One of the most disturbing trends within our military population is the increased incidence of suicide. More of our personnel died from suicide than from military action in 2012. This source provides recent data.
Note that the number of suicides has been increasing while the number of soldiers involved in military action has been decreasing.
Richard A. Friedman, director of the psychopharmacology clinic at the Weill Cornell Medical College, provided an article in the New York Times that notes the suicide issue and proceeds to accuse the Armed Services of misusing psychoactive drugs in an attempt to counter the results of stress experienced by soldiers.
"The prescribing trends suggest that the military often uses medications in ways that are not approved by the Food and Drug Administration [FDA] and do not comport with the usual psychiatric standards of practice."

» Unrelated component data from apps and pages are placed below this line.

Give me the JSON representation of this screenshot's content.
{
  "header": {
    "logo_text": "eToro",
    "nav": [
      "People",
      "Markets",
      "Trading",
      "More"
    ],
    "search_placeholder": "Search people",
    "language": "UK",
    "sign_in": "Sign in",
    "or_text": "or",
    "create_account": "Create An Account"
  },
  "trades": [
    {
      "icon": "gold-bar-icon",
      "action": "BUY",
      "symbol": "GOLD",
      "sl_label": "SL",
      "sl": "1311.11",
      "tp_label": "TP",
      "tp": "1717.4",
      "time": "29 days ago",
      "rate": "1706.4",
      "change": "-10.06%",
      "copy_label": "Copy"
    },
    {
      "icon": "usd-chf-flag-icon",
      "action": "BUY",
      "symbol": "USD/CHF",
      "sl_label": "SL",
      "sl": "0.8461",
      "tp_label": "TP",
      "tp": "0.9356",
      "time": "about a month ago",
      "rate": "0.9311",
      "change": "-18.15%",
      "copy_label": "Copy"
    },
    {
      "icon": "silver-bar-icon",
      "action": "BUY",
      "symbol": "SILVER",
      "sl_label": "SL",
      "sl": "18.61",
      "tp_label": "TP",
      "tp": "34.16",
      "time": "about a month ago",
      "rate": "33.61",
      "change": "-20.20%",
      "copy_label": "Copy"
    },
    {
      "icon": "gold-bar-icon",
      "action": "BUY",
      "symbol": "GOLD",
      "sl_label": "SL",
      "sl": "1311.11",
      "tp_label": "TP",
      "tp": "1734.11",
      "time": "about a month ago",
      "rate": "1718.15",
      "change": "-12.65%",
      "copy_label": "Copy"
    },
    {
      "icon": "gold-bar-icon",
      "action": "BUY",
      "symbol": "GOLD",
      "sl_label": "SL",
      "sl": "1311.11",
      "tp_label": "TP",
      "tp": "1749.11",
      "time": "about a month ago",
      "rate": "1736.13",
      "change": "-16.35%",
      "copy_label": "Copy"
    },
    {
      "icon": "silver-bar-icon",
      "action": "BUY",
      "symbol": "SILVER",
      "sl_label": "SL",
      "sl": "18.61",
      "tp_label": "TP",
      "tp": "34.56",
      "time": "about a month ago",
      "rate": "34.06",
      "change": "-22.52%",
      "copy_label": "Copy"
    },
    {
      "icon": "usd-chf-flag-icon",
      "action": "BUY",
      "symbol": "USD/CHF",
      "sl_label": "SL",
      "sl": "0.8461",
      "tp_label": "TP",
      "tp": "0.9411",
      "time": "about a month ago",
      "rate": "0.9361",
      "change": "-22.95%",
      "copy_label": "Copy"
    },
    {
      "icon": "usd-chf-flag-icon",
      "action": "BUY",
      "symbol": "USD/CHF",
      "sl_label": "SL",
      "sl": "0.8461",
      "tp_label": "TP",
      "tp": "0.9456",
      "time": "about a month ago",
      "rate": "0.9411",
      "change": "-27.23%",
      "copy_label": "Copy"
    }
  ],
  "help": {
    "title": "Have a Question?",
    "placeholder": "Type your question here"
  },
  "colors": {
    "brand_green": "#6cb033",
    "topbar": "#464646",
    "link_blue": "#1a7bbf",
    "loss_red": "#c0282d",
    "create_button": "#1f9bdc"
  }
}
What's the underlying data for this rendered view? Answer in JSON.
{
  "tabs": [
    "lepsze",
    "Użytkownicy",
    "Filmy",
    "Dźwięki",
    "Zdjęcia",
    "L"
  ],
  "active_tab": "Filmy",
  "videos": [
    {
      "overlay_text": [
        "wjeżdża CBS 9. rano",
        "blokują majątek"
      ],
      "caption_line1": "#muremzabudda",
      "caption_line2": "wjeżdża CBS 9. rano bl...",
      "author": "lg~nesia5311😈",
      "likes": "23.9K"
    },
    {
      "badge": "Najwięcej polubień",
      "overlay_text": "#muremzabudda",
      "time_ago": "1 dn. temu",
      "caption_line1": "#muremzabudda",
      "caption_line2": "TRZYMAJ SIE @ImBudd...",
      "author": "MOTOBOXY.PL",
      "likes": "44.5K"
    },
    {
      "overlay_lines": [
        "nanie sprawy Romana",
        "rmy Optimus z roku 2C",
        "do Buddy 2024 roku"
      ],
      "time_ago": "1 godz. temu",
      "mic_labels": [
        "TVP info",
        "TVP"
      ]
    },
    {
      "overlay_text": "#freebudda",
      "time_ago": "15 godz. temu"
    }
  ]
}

Friedman points out that the military is supposed to carefully assess recruits and weed out those who might have psychological problems. Therefore one should expect less need for psychoactive drugs than exists in the general population. That is definitely not the case.
This experimental use of drugs on the soldiers is troubling to Friedman.
Friedman uses treatment of post-traumatic stress disorder (PTSD) to illustrate the issues associated with these practices.
"In treating soldiers who have PTSD symptoms with antipsychotic medications, the military is violating its own treatment guidelines, which clearly state that S.S.R.I. antidepressants are the preferred first line of treatment for PTSD. The military medical leadership has, in fact, expressed concern about prescribing trends. In February 2012, the assistant secretary of defense for health affairs, Dr. Jonathan Woodson, wrote in a memo to the military’s leadership that the ‘greatest concern is the suspicion of the over-prescription of antipsychotic medications for PTSD’."
Dr. Woodson is correct in being concerned.
"There are other disturbing prescription trends in the military. The number of prescriptions written for potentially habit-forming anti-anxiety medications — like Valium and Klonopin — rose 713 percent between 2005 and 2011. The use of sedating anticonvulsants — Topamax, Neurontin and Lyrica — increased 996 percent during this period. (Prescriptions for these three drugs increased 94 percent during the same period in the civilian population.)"
"None of these anticonvulsants are F.D.A.-approved for psychiatric use and none are without risk: anticonvulsants can impair short-term memory and fine-motor coordination, which would adversely affect combat performance."
Friedman is careful not to directly accuse the military doctors of unethical behavior, but he cannot help but issue these comments:
"There is an analogy, perhaps, between the military’s use of psychoactive drugs and the practice of pumping athletes full of steroids so they can continue to compete despite physical pain; athletes — and also soldiers — whose performance is chemically enhanced in this way may, however, unwittingly sustain more serious injuries as a result."
An article by Martha Rosenberg is less kind in evaluating the military and its drug prescribing practices. She points out that many of the drugs being discussed are known to increase the probability of suicidal behavior.
"The pills and pill cocktails many troops are prescribed are clearly linked to suicidal thoughts and behavior. Antidepressants like Prozac and Paxil, antipsychotics like Seroquel and Zyprexa and anti-seizure drugs like Lyrica and Neurontin all carry clear suicide warnings and all are widely used in the military. Almost 5,000 newspaper reports link antidepressants to suicide, homicide and bizarre behavior on the website SSRIstories.com. The malaria drug Lariam is also highly correlated with suicide and its use actually increased in the Navy and Marine Corps in 2011, according to the Associated Press."
David Healy is a psychopharmacologist who occasionally arouses the ire of his colleagues by dredging up inconvenient historical data. He looked up suicide rates for schizophrenic patients before the age of medicinal treatment (1875-1924) and compared them to the rates that exist when current medications are used (1994-1998). He concluded that the use of modern antipsychotic medications—the ones being prescribed to our soldiers—increased the suicide rate among schizophrenics by a factor of 20.
Rosenberg seems to have a point.
Rosenberg takes yet another step and raises the issue of unethical behavior.
If this statement strikes the reader as a bizarre dip into a conspiracy theory, the reader should remember that conspiracy theories are popular because, occasionally, conspiracies actually exist.
Let us turn now for some insight to Ben Goldacre and his book: Bad Pharma: How Drug Companies Mislead Doctors and Harm Patients.
Drug companies do wondrous things at times, but in the field of interest here, mental illness, there is little science to go on, and what exists is mostly created by the drug companies themselves. That is a situation reeking with potential ethical issues.